Doesn’t that scare you a bit? People taking the measure of you without really knowing you? There’s only one solution: You have to know the full measure of yourself and then teach them the size of you.
The question is, how do you get to know who you are, especially as the people at the top are looking for these less-tangible qualities they associate with leadership?
One sure way to discover the “stranger within,” that part of you that comes to the fore when challenges or trouble hit, is to court that kind of trouble and let it be your teacher.

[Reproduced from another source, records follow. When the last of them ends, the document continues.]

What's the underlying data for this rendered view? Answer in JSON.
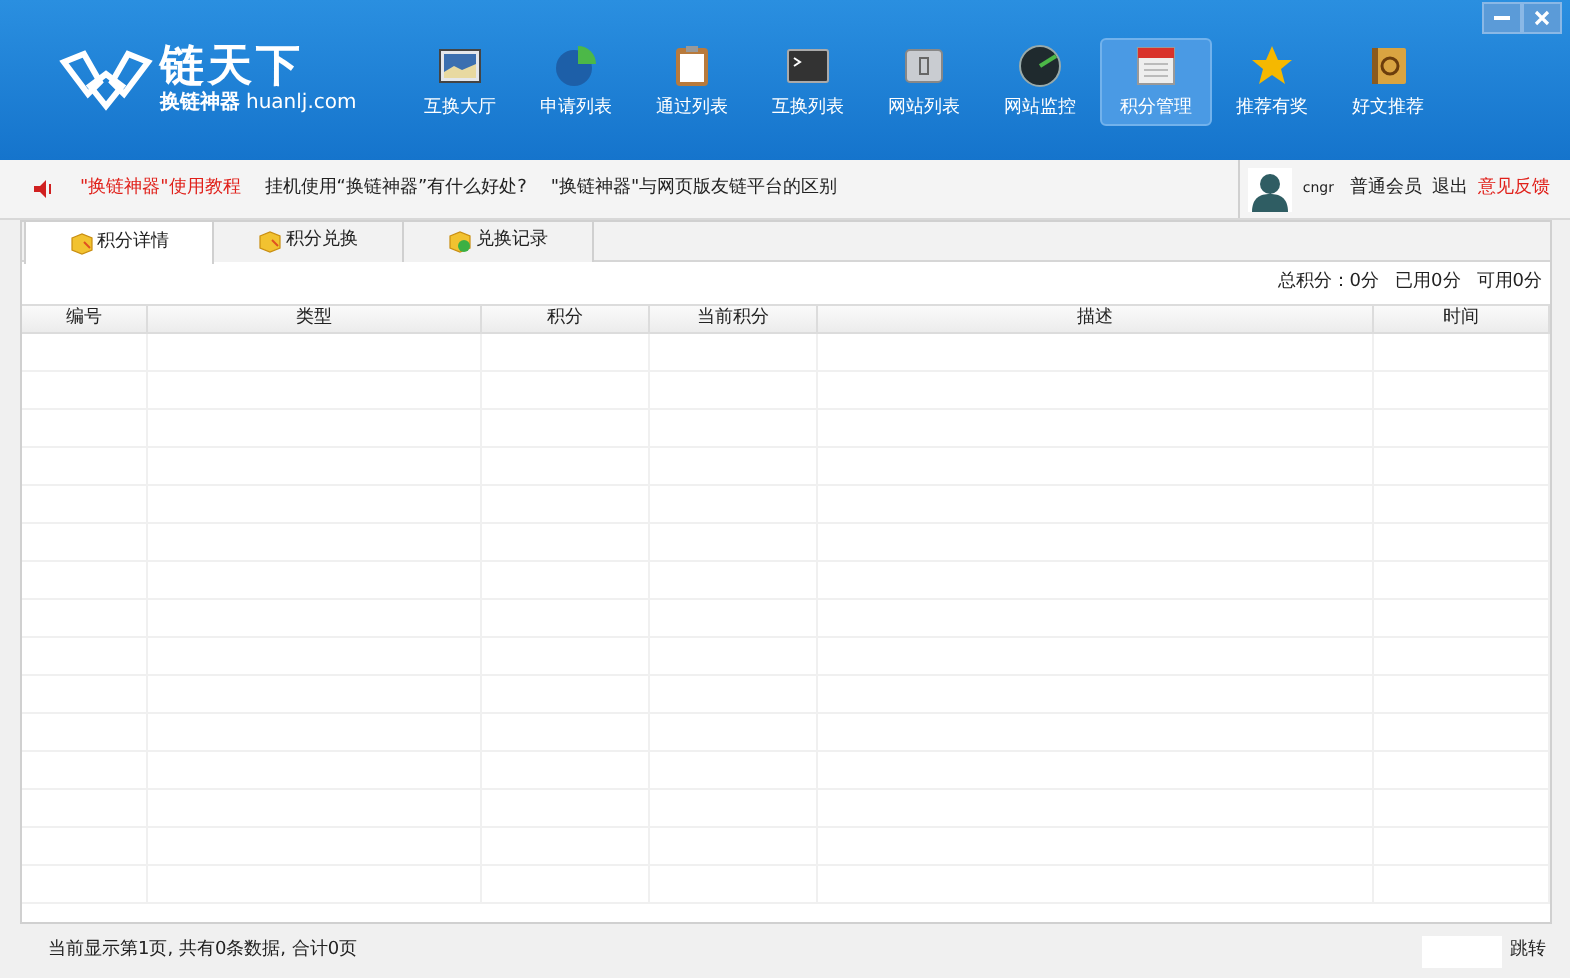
{
  "logo": {
    "title": "链天下",
    "subtitle": "换链神器",
    "domain": "huanlj.com"
  },
  "nav": [
    {
      "label": "互换大厅",
      "selected": false
    },
    {
      "label": "申请列表",
      "selected": false
    },
    {
      "label": "通过列表",
      "selected": false
    },
    {
      "label": "互换列表",
      "selected": false
    },
    {
      "label": "网站列表",
      "selected": false
    },
    {
      "label": "网站监控",
      "selected": false
    },
    {
      "label": "积分管理",
      "selected": true
    },
    {
      "label": "推荐有奖",
      "selected": false
    },
    {
      "label": "好文推荐",
      "selected": false
    }
  ],
  "notices": [
    {
      "text": "\"换链神器\"使用教程",
      "highlight": true
    },
    {
      "text": "挂机使用“换链神器”有什么好处?",
      "highlight": false
    },
    {
      "text": "\"换链神器\"与网页版友链平台的区别",
      "highlight": false
    }
  ],
  "user": {
    "name": "cngr",
    "level": "普通会员",
    "logout": "退出",
    "feedback": "意见反馈"
  },
  "tabs": [
    {
      "label": "积分详情",
      "selected": true
    },
    {
      "label": "积分兑换",
      "selected": false
    },
    {
      "label": "兑换记录",
      "selected": false
    }
  ],
  "summary": [
    "总积分：0分",
    "已用0分",
    "可用0分"
  ],
  "table": {
    "columns": [
      "编号",
      "类型",
      "积分",
      "当前积分",
      "描述",
      "时间"
    ]
  },
  "status_bar": {
    "text": "当前显示第1页, 共有0条数据, 合计0页",
    "jump": "跳转"
  }
}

In my first years as a pioneering woman trying to master the art of advertising; the all-powerful clients, the strange creative, the precise media teams. I was a star performer at J. Walter Thompson. I really aced the work: getting the strategy right, the ads sold, the messages delivered widely. Failure was not on my dance card. I was promoted six times in five years as my company bio boasted.

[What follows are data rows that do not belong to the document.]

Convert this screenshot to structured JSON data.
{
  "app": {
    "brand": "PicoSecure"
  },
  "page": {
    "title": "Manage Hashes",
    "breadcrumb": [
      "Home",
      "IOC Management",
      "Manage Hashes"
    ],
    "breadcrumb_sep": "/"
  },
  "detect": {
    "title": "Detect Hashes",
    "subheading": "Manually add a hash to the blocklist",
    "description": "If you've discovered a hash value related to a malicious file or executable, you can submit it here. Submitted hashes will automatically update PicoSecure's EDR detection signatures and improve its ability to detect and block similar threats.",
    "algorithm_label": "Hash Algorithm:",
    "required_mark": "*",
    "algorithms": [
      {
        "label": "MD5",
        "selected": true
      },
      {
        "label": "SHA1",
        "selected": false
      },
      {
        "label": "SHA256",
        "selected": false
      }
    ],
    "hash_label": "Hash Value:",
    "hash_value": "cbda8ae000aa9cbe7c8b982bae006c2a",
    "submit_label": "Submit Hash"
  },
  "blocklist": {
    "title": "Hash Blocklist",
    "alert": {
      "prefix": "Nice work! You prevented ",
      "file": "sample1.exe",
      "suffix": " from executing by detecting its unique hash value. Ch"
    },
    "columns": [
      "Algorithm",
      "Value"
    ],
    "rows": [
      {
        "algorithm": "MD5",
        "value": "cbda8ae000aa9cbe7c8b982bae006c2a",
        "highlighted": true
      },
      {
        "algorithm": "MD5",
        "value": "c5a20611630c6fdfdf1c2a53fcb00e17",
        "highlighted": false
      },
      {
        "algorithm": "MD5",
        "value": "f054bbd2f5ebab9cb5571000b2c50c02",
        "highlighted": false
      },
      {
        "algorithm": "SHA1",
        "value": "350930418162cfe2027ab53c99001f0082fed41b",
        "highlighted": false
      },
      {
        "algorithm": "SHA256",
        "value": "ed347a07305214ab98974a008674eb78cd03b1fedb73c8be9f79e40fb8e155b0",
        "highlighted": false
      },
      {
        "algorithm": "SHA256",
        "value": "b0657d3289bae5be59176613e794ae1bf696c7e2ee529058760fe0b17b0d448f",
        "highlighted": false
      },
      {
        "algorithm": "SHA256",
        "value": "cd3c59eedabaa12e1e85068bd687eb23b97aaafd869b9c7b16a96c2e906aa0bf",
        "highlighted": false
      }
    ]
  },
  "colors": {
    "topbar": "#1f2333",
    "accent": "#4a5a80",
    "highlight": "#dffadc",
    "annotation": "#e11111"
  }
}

Then I hit a wall.
I was hired to be the CEO of a broken smaller ad agency. The problems, which woke me at 4 a.m. every morning, were gut wrenching: huge debt, druggies and drinkers in key positions, clients who had lost faith. This was not about my work performance. This was about my interior tensile strength. As things worsened, I had to admit I couldn’t do it. I was so swamped by fear. When another job offer came my way, I was faint with relief. Ready to flee the scene, I happened to read an anonymous review from the agency teams. They called me fearless! The fact that they believed in me more than I believed in myself actually gave me the courage to truly examine of what I was made, beyond my work performance and my resume. It was time to learn who I was from the inside out.
If you are calmly sitting at work without any failures to report, you are probably hiding behind your good work, avoiding all these calls to find out who you are, beyond and beneath your work performance. You want to admire your successes, of course, but understand that failing is your most important teacher. You can’t succeed without it.

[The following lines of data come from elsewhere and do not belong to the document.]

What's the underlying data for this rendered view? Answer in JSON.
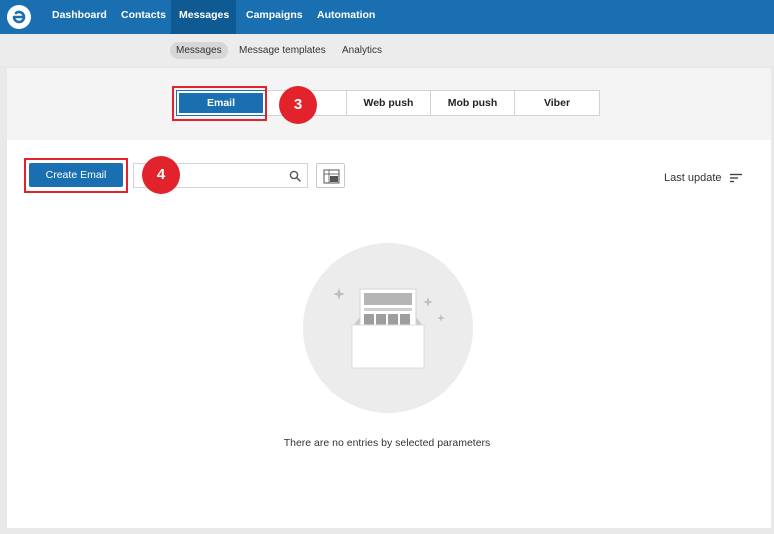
{
  "topnav": {
    "items": [
      {
        "label": "Dashboard"
      },
      {
        "label": "Contacts"
      },
      {
        "label": "Messages"
      },
      {
        "label": "Campaigns"
      },
      {
        "label": "Automation"
      }
    ],
    "active": "Messages",
    "brand_color": "#1a6fb0"
  },
  "subnav": {
    "items": [
      {
        "label": "Messages"
      },
      {
        "label": "Message templates"
      },
      {
        "label": "Analytics"
      }
    ],
    "active": "Messages"
  },
  "channels": {
    "tabs": [
      {
        "label": "Email"
      },
      {
        "label": ""
      },
      {
        "label": "Web push"
      },
      {
        "label": "Mob push"
      },
      {
        "label": "Viber"
      }
    ],
    "active": "Email"
  },
  "callouts": {
    "step3": "3",
    "step4": "4"
  },
  "toolbar": {
    "create_label": "Create Email",
    "search_placeholder": "",
    "sort_label": "Last update"
  },
  "empty_state": {
    "text": "There are no entries by selected parameters"
  },
  "colors": {
    "accent": "#1a6fb0",
    "callout": "#e3232b"
  },
  "icons": {
    "logo": "esputnik-logo",
    "search": "search-icon",
    "export": "export-xls-icon",
    "sort": "sort-icon",
    "empty": "empty-email-icon"
  }
}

Put yourself in the way of trouble, sign up to take on a project that might be a loser. Volunteer to do a training course (so you’ll learn what you know). Agree to move to a new country or to an unknown department. Don’t avoid bullies — try to take them head on. Gather up your courage and do something to get known to the people at the top. If you’ve been passed by in a promotion, get the real reason. Do not sit on your pain and resentment. Agree to be the first presenter in a tough meeting. Test your strength to be generous in firing someone well. Believe me, it can be done.
Suppose you fail? Well, it’s only practice. Get up and try again. It’s not how far you fall it’s how fast you recover, say the wise ones. What will all these dangerous sounding ventures do for you? They will teach you via one awkward, trying moment at a time, exactly who you are beneath that proper resume and beyond your carefully acquired performance skills.
As I resolved to stay the course, still an uneasy, ill-fitting CEO, rather than run to an easier, safer job, I practiced daily on our biggest account, Procter & Gamble, hot to fail by trying for higher, unlikely goals. Our team won a big victory, after many blunders of course, and it set off a rush of other successes. When I left, I received a job offer from WPP to run Ogilvy, a really grand scale opportunity to fail, as Ogilvy was in a deep slough of losing profits and clients, and gloom. Knowing myself far better now, I was greatly aided by understanding why I wanted this job. It was not to prove I could make it in the big time, it was to test myself, to try to use all that I had learned, to once again risk failing.
Go toward the challenges; look for as much trouble as you can handle—because it’s only practice and because this is where you learn the most priceless thing of all—who you are. As adversity teaches and tests you, you develop a core, deep understanding of what you have to offer, and what you want from work.
I know it’s easier to talk about searching for challenges than it is to do, given the pace, the anxiety, the stress of work today. That’s why I spend so much time and energy teaching women the systems I used to uncover the self–knowledge that helps them dare that steep learning curve of seeking failure. I’m betting that every woman can learn to take charge of her work life in any arena she finds herself.
Charlotte Beers is the former CEO and Chairman of Ogilvy, former Chairman of J. Walter Thomson, and author of the upcoming book, "I’d Rather Be In Charge" (Vanguard; February 2012)